Mr Trump and his wife Melania were greeted in the Saudi capital by King Salman on Saturday morning local time.
The eight-day trip will also take in Israel, the Palestinian territories, Brussels, the Vatican, and Sicily.
Saturday's deals on arms and with energy giant Aramco are expected to be worth at least $US150bn.
The visit comes as Mr Trump faces uproar at home following his sacking of FBI director James Comey.
Mr Trump is accompanied on his visit by his daughter Ivanka, an unpaid White House adviser, and her husband Jared Kushner, a key member of the Trump cabinet.
Like British Prime Minister Theresa May and German Chancellor Angela Merkel on their recent visits to Saudi Arabia, Mrs Trump and Ivanka Trump did not wear headscarves.
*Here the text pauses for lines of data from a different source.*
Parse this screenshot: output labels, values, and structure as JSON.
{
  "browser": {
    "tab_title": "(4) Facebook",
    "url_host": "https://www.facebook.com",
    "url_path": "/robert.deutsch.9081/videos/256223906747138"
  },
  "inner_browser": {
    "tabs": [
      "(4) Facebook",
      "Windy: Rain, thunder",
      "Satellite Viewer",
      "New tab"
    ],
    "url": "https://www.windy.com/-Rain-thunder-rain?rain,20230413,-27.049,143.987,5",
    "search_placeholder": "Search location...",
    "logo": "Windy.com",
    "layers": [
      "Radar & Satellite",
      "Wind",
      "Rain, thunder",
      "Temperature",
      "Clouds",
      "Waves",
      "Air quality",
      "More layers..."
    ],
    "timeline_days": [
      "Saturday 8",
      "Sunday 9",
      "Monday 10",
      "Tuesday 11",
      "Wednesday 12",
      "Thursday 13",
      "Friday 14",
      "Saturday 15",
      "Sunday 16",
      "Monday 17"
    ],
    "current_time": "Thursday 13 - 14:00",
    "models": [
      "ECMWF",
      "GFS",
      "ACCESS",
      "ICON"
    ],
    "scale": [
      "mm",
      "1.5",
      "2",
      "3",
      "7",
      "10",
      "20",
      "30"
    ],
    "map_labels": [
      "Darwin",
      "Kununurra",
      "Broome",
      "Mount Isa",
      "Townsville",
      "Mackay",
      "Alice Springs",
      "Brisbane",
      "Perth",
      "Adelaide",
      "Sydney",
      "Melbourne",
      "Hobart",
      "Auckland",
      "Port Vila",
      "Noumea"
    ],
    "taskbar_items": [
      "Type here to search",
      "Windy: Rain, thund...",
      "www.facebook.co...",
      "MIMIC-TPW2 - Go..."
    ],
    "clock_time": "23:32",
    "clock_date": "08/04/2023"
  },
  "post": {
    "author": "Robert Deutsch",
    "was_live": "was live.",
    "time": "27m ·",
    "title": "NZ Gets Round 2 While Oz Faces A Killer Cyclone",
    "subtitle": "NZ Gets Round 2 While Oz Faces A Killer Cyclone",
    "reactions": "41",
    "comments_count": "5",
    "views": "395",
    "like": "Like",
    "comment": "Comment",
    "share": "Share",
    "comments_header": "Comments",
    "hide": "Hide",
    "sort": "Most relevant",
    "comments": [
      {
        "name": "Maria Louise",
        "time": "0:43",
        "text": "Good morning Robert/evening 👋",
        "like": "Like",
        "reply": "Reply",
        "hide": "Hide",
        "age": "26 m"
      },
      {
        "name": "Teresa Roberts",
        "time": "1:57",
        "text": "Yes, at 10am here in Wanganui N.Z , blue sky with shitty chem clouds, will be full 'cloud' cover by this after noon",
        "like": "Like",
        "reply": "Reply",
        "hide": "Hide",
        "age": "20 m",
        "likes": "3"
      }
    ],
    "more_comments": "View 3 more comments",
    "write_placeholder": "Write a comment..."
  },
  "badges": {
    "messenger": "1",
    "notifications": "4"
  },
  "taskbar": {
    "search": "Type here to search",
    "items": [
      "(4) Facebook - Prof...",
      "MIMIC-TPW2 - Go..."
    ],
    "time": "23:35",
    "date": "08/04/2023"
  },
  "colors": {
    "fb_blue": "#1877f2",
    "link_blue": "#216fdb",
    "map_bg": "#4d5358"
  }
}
In January 2015, Mr Trump criticised then-First Lady Michelle Obama for doing the same. In a tweet, Mr Trump said she had "insulted" her hosts.
On Sunday, Mr Trump will attend the Arab Islamic American Summit in Riyadh and speak about his "hopes of a peaceful vision of Islam". Aides say the president hopes his speech will resonate worldwide and express "a common vision of peace, progress and prosperity".
Mr Trump caused controversy during his campaign by calling for Muslims to be temporarily banned from entering the US over security concerns. Legislation aimed at restricting travel from several Muslim-majority countries remains tied up in the US courts.
The summit agenda is expected to focus on combating Islamist militants and the growing regional influence of Iran.
Mr Trump has been a fierce critic of the international deal with Iran which eased sanctions in return for a curb on its nuclear activities.
Unlike his predecessor, Barack Obama, he is not expected to highlight human rights during his trip.
On Saturday morning, Amin Nasser, the chief executive of Saudi oil giant Aramco, said $50bn (£38bn) of deals would be signed with 11 US companies. The deal is part of a wider drive to diversify the Saudi economy away from oil.
Separately, US media say Saudi Arabia will commit to buying about $100bn of US-made arms.
Saudi Arabia has been fighting Houthi rebels in neighbouring Yemen since March 2015. The United Nations says about 10,000 people have been killed since the fighting began, with Yemen on the verge of famine.
On Sunday President Trump will try to address these concerns in a speech to more than 40 leaders of Muslim nations in which he will call for a united stand against extremism and intolerance.
Some have already commentated that Donald Trump is an unusual choice to deliver such a message but for now, Saudi officials are giving him the benefit of the doubt.